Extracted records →
|---|

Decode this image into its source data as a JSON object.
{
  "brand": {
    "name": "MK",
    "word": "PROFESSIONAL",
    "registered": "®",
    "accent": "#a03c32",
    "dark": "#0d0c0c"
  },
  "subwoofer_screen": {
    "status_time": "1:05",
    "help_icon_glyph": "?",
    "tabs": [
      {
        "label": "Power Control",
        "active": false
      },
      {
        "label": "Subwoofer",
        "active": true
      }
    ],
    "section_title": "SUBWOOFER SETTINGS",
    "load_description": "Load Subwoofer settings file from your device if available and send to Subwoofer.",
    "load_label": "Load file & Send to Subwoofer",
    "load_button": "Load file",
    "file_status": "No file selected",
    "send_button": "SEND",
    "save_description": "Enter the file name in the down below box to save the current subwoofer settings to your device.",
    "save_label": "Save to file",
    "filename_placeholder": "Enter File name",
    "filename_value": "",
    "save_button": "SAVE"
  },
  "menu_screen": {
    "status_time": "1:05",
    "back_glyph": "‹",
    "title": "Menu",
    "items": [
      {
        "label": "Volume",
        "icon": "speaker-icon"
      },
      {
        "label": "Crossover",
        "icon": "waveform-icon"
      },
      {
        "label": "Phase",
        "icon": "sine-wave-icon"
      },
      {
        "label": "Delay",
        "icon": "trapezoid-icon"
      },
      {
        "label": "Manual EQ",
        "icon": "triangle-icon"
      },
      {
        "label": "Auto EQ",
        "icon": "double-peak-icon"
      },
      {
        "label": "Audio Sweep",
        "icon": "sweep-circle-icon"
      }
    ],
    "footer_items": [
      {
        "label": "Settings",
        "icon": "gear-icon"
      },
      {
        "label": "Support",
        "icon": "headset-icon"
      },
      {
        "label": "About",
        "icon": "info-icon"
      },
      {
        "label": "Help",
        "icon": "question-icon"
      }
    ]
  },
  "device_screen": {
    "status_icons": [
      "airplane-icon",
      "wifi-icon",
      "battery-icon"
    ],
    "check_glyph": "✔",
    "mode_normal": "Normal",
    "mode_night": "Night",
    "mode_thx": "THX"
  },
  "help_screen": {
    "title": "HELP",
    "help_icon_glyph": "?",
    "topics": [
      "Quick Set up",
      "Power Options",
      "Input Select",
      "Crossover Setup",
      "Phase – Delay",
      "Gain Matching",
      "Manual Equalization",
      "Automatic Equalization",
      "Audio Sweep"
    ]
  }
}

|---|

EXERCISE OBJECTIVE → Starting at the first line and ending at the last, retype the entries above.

RESULT OF THIS EXERCISE →
Decode this image into its source data as a JSON object.
{
  "brand": {
    "name": "MK",
    "word": "PROFESSIONAL",
    "registered": "®",
    "accent": "#a03c32",
    "dark": "#0d0c0c"
  },
  "subwoofer_screen": {
    "status_time": "1:05",
    "help_icon_glyph": "?",
    "tabs": [
      {
        "label": "Power Control",
        "active": false
      },
      {
        "label": "Subwoofer",
        "active": true
      }
    ],
    "section_title": "SUBWOOFER SETTINGS",
    "load_description": "Load Subwoofer settings file from your device if available and send to Subwoofer.",
    "load_label": "Load file & Send to Subwoofer",
    "load_button": "Load file",
    "file_status": "No file selected",
    "send_button": "SEND",
    "save_description": "Enter the file name in the down below box to save the current subwoofer settings to your device.",
    "save_label": "Save to file",
    "filename_placeholder": "Enter File name",
    "filename_value": "",
    "save_button": "SAVE"
  },
  "menu_screen": {
    "status_time": "1:05",
    "back_glyph": "‹",
    "title": "Menu",
    "items": [
      {
        "label": "Volume",
        "icon": "speaker-icon"
      },
      {
        "label": "Crossover",
        "icon": "waveform-icon"
      },
      {
        "label": "Phase",
        "icon": "sine-wave-icon"
      },
      {
        "label": "Delay",
        "icon": "trapezoid-icon"
      },
      {
        "label": "Manual EQ",
        "icon": "triangle-icon"
      },
      {
        "label": "Auto EQ",
        "icon": "double-peak-icon"
      },
      {
        "label": "Audio Sweep",
        "icon": "sweep-circle-icon"
      }
    ],
    "footer_items": [
      {
        "label": "Settings",
        "icon": "gear-icon"
      },
      {
        "label": "Support",
        "icon": "headset-icon"
      },
      {
        "label": "About",
        "icon": "info-icon"
      },
      {
        "label": "Help",
        "icon": "question-icon"
      }
    ]
  },
  "device_screen": {
    "status_icons": [
      "airplane-icon",
      "wifi-icon",
      "battery-icon"
    ],
    "check_glyph": "✔",
    "mode_normal": "Normal",
    "mode_night": "Night",
    "mode_thx": "THX"
  },
  "help_screen": {
    "title": "HELP",
    "help_icon_glyph": "?",
    "topics": [
      "Quick Set up",
      "Power Options",
      "Input Select",
      "Crossover Setup",
      "Phase – Delay",
      "Gain Matching",
      "Manual Equalization",
      "Automatic Equalization",
      "Audio Sweep"
    ]
  }
}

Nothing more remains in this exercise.